a modern concept and ‘instrument’ of social influence, used by governments, state organizations and commercial corporations, chiefly attributed to US professor of economics/behavioral science Richard Thaler, popularized by the 2008 book ‘Nudge: Improving Decisions About Health, Wealth, and Happiness’, by R Thaler and Cass R Sunstein. Nudge theory, or simply ‘Nudge’, employs principles/techniques of suggestion, positive accentuation, situational/environmental adjustment, support, reward, etc., in altering behaviour/behavior of social groups, populations, audiences, etc. Methods are based on the careful design of communication and relationship between the influencer and the target group, often applied with great subtlety and sophistication. Many of the tactics are hardly noticeable, and target groups will commonly not perceive remotely that their actions and attitudes have been influenced at all. The sense is one of achieving a big beneficial/advantageouos change by exerting often a tiny but crucial influence at a crucial point in the decision-making process, or at a pivotal stage, so as to produce a major change-effect. Nudge theory is to an extent counter-intuitive because it seeks to achieve influence more effectively than traditional strategies involving forceful instruction, threat, legal action or other enforcement. Simple examples of Nudge theory methods:

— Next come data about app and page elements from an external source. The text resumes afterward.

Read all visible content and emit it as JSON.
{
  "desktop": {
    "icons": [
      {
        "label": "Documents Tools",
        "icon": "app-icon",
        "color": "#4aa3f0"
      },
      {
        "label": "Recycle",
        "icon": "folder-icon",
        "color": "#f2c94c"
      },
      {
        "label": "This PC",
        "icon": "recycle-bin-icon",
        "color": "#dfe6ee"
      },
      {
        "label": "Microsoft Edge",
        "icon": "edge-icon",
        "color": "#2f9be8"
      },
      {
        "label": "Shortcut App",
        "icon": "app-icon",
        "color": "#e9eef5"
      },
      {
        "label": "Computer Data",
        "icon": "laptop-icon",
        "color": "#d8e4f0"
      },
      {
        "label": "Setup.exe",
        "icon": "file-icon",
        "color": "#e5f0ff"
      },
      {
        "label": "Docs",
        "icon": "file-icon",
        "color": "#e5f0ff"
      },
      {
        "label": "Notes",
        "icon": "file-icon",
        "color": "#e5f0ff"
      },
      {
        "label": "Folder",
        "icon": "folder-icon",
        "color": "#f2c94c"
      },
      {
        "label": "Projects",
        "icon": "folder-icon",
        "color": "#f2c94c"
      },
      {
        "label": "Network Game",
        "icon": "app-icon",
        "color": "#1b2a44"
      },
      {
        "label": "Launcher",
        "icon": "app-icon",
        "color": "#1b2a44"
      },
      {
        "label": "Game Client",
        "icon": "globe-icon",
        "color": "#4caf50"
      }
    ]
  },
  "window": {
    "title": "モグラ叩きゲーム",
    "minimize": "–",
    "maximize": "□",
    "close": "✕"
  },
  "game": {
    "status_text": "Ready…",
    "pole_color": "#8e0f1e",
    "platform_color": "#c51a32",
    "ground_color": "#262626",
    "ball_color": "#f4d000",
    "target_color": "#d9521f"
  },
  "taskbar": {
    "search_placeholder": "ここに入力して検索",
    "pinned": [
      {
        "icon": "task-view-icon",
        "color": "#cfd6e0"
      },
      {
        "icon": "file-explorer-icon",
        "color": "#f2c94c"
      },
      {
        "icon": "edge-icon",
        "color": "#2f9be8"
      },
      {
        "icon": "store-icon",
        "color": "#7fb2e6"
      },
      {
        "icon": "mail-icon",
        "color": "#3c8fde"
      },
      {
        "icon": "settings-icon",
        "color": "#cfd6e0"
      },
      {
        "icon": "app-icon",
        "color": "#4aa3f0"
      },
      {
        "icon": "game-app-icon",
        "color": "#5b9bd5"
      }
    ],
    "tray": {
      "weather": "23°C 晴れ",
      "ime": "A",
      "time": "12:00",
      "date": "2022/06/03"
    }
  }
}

• Breaking a challenging process down into easier-to-achieve smaller steps.
• Re-wording an official application form so that it is easier to read.
More complex examples are:
• Organizing of road-sweeping and other litter-cleaning/chewing-gum removal at highly visible times, to maximize public awareness of litter problems/effects, thereby reducing littering.
• Offering loft-clearance services to enable and increase acceptance/uptake of loft-insulation improvements.
Both examples encourage potentially large behavioural shifts towards a specific challenging aim by using a related indirect stimulus of a less challenging, appealing, or non-threatening nature. Freedom of choice and absence of pressure are two important aspects of nudge theory. So is ethical purpose/philosophy. Nudge principles were also originally based firmly on being ethical and helping people, rather than exploiting them. Essentially nudge theory works because it provides easier ways for people to make and implement change decisions. It’s achieved through ‘choice design’ rather than direct enforcement/compulsion. See Nudge theory.
An accountant or person who’s job is working with numbers, and who is able to do large calculations. A computer which can perform complex calculations in a short time.
Often called a Swiss Bank Account. An account, offered by certain banks, which can only be identified by a number, so the account holder is known only to a restricted number of the bank’s employees.
National Vocational Qualification. In the UK, a qualification with no age limits, that does not have to be completed in a specified time, which reflects the skills and knowledge required to perform a particular job competently.